As the business is being carved-out from a wider Group, it is likely there could be legacy issues or provisions from the prior owner or day-to-day operations, such as legal or environmental provisions. Assessing these legacy issues early in the process can help to prevent further value erosion from material debt-like items.

For a successful outcome of the transaction, to preserve value and provide protection to the seller, it is crucial that the Sale and Purchase Agreement (“SPA”) is prepared early and sufficient time is provided for sell-side and buy-side lawyers, consultants, and investment professionals to negotiate and share the mark-ups back and forth. Furthermore, schedules to the SPA should be added which set out the assets, customer & supplier contracts, and IP for example, that will be included in the transaction perimeter.

Finally, it is crucial to have the TSA designed, planned and fully costed for immediate implementation. Drafting should begin early, with a draft TSA in the dataroom, as part of the buyer’s due diligence will be understanding how quickly and challenging the separation transition period will be, and what the associated costs, penalties, services provided, and performance reporting are. There will be significant additional one-time start up transitionary costs to be borne by the buyer and seller in preparation and implementation of the TSA.

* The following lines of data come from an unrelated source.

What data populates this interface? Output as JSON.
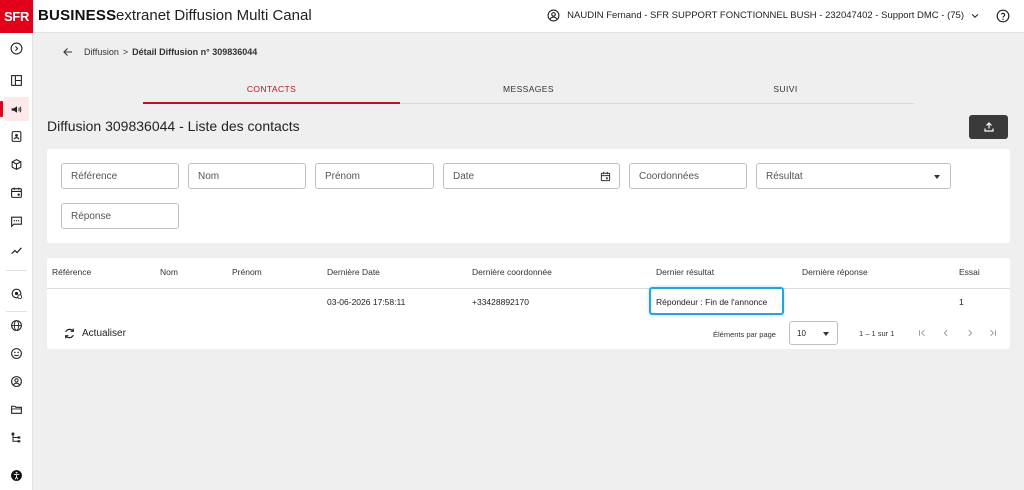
{
  "header": {
    "logo_text": "SFR",
    "brand": "BUSINESS",
    "app_title": "extranet Diffusion Multi Canal",
    "user_text": "NAUDIN Fernand - SFR SUPPORT FONCTIONNEL BUSH - 232047402 - Support DMC - (75)"
  },
  "sidebar": {
    "items": [
      "play-circle-icon",
      "dashboard-icon",
      "campaign-icon",
      "contacts-icon",
      "package-icon",
      "calendar-icon",
      "message-icon",
      "trending-icon",
      "settings-icon",
      "globe-icon",
      "emoji-icon",
      "account-icon",
      "folder-icon",
      "hierarchy-icon",
      "accessibility-icon"
    ],
    "active": "campaign-icon"
  },
  "breadcrumb": {
    "parent": "Diffusion",
    "separator": ">",
    "current": "Détail Diffusion n° 309836044"
  },
  "tabs": [
    {
      "label": "CONTACTS",
      "active": true
    },
    {
      "label": "MESSAGES",
      "active": false
    },
    {
      "label": "SUIVI",
      "active": false
    }
  ],
  "page": {
    "title": "Diffusion 309836044 - Liste des contacts"
  },
  "filters": {
    "reference": "Référence",
    "nom": "Nom",
    "prenom": "Prénom",
    "date": "Date",
    "coordonnees": "Coordonnées",
    "resultat": "Résultat",
    "reponse": "Réponse"
  },
  "table": {
    "columns": [
      "Référence",
      "Nom",
      "Prénom",
      "Dernière Date",
      "Dernière coordonnée",
      "Dernier résultat",
      "Dernière réponse",
      "Essai"
    ],
    "rows": [
      {
        "reference": "",
        "nom": "",
        "prenom": "",
        "derniere_date": "03-06-2026 17:58:11",
        "derniere_coordonnee": "+33428892170",
        "dernier_resultat": "Répondeur : Fin de l'annonce",
        "derniere_reponse": "",
        "essai": "1"
      }
    ]
  },
  "footer": {
    "refresh_label": "Actualiser",
    "per_page_label": "Éléments par page",
    "per_page_value": "10",
    "range": "1 – 1 sur 1"
  },
  "colors": {
    "brand_red": "#e2001a",
    "tab_active": "#c0111f",
    "highlight": "#26a5dd"
  }
}
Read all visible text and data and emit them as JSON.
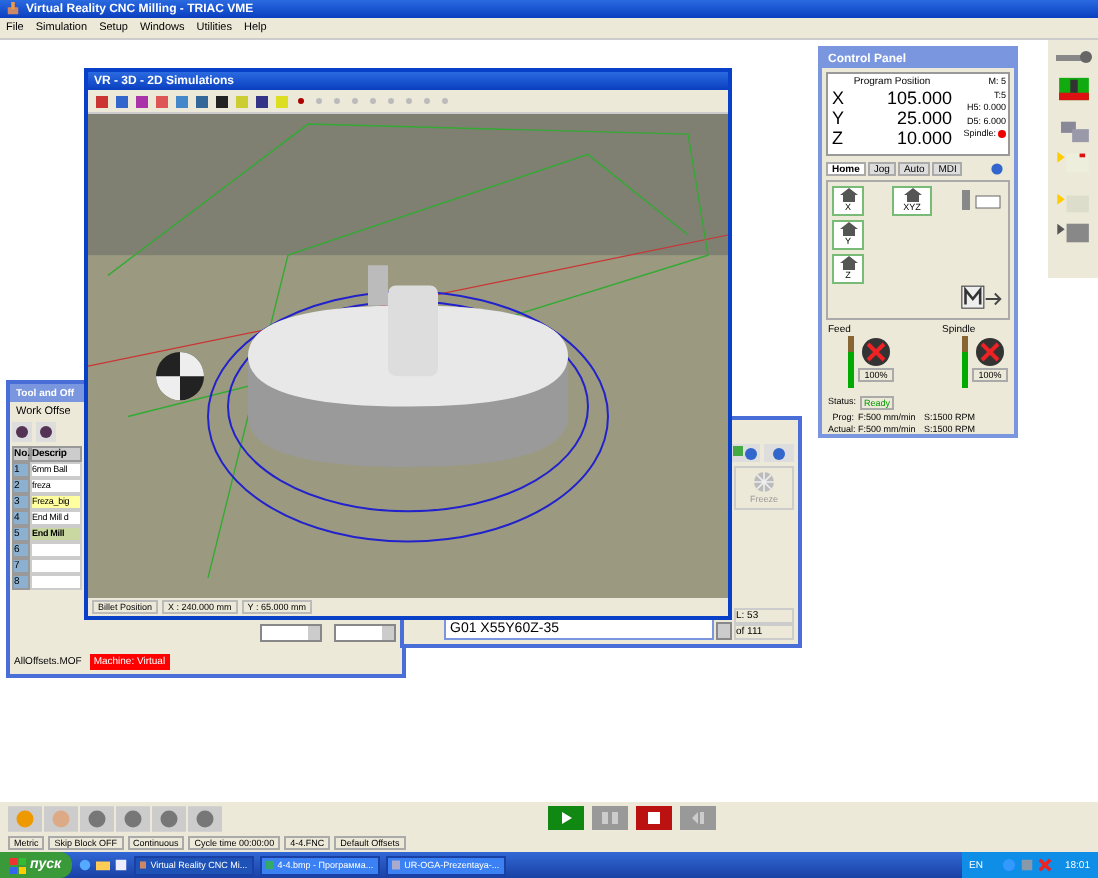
{
  "window": {
    "title": "Virtual Reality CNC Milling  -  TRIAC VME"
  },
  "menu": [
    "File",
    "Simulation",
    "Setup",
    "Windows",
    "Utilities",
    "Help"
  ],
  "simulation_window": {
    "title": "VR - 3D - 2D Simulations",
    "status": [
      "Billet Position",
      "X : 240.000 mm",
      "Y : 65.000 mm"
    ]
  },
  "control_panel": {
    "title": "Control Panel",
    "position_label": "Program Position",
    "axes": [
      {
        "axis": "X",
        "value": "105.000"
      },
      {
        "axis": "Y",
        "value": "25.000"
      },
      {
        "axis": "Z",
        "value": "10.000"
      }
    ],
    "info": [
      "M: 5",
      "T:5",
      "H5: 0.000",
      "D5: 6.000"
    ],
    "spindle_label": "Spindle:",
    "spindle_on": false,
    "tabs": [
      {
        "label": "Home",
        "selected": true
      },
      {
        "label": "Jog",
        "selected": false
      },
      {
        "label": "Auto",
        "selected": false
      },
      {
        "label": "MDI",
        "selected": false
      }
    ],
    "home_buttons": [
      "X",
      "Y",
      "Z",
      "XYZ"
    ],
    "meters": [
      {
        "label": "Feed",
        "level": 0.7,
        "reading": "100%"
      },
      {
        "label": "Spindle",
        "level": 0.7,
        "reading": "100%"
      }
    ],
    "status_label": "Status:",
    "status": "Ready",
    "prog": {
      "label": "Prog:",
      "feed": "F:500 mm/min",
      "speed": "S:1500 RPM"
    },
    "actual": {
      "label": "Actual:",
      "feed": "F:500 mm/min",
      "speed": "S:1500 RPM"
    }
  },
  "tool_window": {
    "title": "Tool and Off",
    "tab": "Work Offse",
    "columns": [
      "No.",
      "Descrip"
    ],
    "rows": [
      {
        "no": "1",
        "description": "6mm Ball",
        "selected": false,
        "highlighted": false
      },
      {
        "no": "2",
        "description": "freza",
        "selected": false,
        "highlighted": false
      },
      {
        "no": "3",
        "description": "Freza_big",
        "selected": false,
        "highlighted": true
      },
      {
        "no": "4",
        "description": "End Mill d",
        "selected": false,
        "highlighted": false
      },
      {
        "no": "5",
        "description": "End Mill",
        "selected": true,
        "highlighted": false
      },
      {
        "no": "6",
        "selected": false,
        "highlighted": false
      },
      {
        "no": "7",
        "selected": false,
        "highlighted": false
      },
      {
        "no": "8",
        "selected": false,
        "highlighted": false
      }
    ],
    "footer": [
      "AllOffsets.MOF",
      "Machine: Virtual"
    ]
  },
  "program_window": {
    "freeze": "Freeze",
    "line": "G01 X55Y60Z-35",
    "line_number": "L: 53",
    "total": "of 111"
  },
  "status_bar": [
    "Metric",
    "Skip Block OFF",
    "Continuous",
    "Cycle time 00:00:00",
    "4-4.FNC",
    "Default Offsets"
  ],
  "taskbar": {
    "start": "пуск",
    "tasks": [
      {
        "label": "Virtual Reality CNC Mi...",
        "selected": true
      },
      {
        "label": "4-4.bmp - Программа...",
        "selected": false
      },
      {
        "label": "UR-OGA-Prezentaya-...",
        "selected": false
      }
    ],
    "language": "EN",
    "clock": "18:01"
  }
}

Despite rigorous preparation for a corporate carve-out, flexibility is needed by both buyer and seller to arrive at an agreement. TSAs may include sharing of commercially sensitive information, IT infrastructure, expose the seller’s customers to a new party in the form of a buyer, and lead to potential legal ramifications if handled poorly. A well-designed and managed process will build trust which is the essential ingredient to achieve agreement.


If you would like to discuss carve-outs further, or if you are considering a carve-out transaction, please reach out to any of the BDA Partners team members listed below.

Jonathan Aiken, Managing Director, London: jaiken@bdapartners.com

Ruari Sinclair, Vice President, London: rsinclair@bdapartners.com




[1] Bain Global Private Equity Report 2020